While the example code shown in this tutorial was simple, the same techniques used to build and test a few lines of code apply equally well to a few thousand lines of code. Use the lsb-appchk tool to find questionable symbols. Try building your code with the LSB Build Environment utilities and within the stand-alone LSB Build Environment chroot environment. If you don't have an LSB V4.0.0-compliant version of Linux, use the LSB Sample Implementation to test the portability of your application. Leverage a tool such as qemu, kvm, or VMWare Workstation to virtually (both metaphorically and practically) multiply your computing resources and run your targeted flavors of Linux.

With a little work, you can shape your application to be LSB-compliant, and then apply to have your application certified. Certified distributions and certified applications allow users to invest in Linux comfortably. The LSB provides uniformity, which--perhaps paradoxically--promotes choice.

And after all, choice is what Linux is all about.

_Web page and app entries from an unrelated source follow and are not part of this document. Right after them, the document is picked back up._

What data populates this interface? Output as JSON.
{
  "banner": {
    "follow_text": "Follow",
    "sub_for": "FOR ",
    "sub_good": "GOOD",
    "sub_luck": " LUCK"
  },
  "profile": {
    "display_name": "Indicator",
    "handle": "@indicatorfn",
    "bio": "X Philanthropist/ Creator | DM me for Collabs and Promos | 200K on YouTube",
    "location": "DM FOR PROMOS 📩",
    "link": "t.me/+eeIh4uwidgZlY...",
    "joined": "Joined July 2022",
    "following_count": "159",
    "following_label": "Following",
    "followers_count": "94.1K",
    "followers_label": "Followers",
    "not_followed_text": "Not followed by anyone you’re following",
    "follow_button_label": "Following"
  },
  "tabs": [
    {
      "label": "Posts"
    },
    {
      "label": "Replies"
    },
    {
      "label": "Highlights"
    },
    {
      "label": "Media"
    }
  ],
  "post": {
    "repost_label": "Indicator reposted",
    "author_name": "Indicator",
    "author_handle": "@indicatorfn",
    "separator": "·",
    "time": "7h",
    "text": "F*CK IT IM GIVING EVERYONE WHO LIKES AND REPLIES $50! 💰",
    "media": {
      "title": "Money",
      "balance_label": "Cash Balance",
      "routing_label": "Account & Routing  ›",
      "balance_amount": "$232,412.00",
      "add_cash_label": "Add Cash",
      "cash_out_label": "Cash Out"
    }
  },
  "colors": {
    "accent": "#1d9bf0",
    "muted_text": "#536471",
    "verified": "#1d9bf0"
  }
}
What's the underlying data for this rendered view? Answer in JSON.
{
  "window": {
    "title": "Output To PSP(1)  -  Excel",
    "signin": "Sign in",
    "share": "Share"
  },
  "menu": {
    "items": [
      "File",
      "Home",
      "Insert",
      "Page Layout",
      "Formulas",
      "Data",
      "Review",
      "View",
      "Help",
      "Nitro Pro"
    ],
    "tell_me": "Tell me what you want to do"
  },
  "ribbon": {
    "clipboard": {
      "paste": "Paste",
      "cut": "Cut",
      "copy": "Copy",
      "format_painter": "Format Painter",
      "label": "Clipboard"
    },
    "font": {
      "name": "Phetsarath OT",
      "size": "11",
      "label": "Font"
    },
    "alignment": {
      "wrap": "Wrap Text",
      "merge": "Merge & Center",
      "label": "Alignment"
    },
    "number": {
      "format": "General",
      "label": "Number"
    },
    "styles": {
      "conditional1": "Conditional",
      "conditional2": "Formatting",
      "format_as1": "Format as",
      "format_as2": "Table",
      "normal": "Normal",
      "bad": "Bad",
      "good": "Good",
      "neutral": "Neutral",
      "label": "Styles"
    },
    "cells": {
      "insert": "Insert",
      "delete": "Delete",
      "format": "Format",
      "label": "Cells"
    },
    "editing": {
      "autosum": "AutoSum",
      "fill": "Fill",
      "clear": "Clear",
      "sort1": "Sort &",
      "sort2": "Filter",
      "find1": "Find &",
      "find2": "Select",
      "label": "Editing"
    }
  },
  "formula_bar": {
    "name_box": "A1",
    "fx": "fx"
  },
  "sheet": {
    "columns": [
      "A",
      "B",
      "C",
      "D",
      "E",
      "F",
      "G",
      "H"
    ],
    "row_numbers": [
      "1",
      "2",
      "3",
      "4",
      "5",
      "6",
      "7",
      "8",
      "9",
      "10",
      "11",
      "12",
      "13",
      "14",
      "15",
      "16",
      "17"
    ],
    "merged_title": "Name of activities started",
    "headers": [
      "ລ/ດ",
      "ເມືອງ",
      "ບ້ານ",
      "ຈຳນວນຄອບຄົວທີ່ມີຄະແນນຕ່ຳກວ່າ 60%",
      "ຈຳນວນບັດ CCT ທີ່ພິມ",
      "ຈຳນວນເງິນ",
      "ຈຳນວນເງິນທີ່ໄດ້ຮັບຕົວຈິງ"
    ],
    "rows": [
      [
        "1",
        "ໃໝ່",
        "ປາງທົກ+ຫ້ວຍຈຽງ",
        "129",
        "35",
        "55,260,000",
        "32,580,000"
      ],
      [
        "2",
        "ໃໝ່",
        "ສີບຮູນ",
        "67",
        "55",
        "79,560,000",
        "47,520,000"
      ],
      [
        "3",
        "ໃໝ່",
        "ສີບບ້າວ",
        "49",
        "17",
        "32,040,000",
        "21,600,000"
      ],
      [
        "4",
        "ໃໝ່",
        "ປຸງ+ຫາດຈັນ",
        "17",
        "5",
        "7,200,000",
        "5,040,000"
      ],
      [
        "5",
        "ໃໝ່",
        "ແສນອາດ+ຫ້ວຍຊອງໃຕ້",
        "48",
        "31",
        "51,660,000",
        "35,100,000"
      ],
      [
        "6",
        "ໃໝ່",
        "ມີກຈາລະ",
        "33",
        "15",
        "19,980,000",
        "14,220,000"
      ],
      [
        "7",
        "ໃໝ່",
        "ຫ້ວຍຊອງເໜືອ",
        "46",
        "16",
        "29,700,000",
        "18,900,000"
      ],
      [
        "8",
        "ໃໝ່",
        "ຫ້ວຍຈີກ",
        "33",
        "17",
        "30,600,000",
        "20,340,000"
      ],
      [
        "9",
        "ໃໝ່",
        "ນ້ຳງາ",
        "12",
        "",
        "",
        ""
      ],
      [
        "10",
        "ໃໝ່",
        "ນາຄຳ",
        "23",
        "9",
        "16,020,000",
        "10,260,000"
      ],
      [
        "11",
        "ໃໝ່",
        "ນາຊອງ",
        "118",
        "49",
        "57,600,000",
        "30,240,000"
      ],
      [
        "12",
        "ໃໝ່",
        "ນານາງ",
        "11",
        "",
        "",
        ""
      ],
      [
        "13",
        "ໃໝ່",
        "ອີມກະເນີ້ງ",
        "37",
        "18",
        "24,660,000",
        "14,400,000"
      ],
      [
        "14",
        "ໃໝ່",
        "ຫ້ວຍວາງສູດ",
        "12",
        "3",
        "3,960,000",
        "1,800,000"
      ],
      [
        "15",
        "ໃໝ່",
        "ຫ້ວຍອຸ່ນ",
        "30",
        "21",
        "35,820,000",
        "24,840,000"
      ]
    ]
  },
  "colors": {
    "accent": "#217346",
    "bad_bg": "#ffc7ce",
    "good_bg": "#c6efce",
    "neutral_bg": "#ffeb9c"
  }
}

This article originally appeared on IBM developerWorks. It has been revised to current technology practices. Thanks to Ted Ts'o, Jeff Licquia, and Ron Hale-Evans for updating it.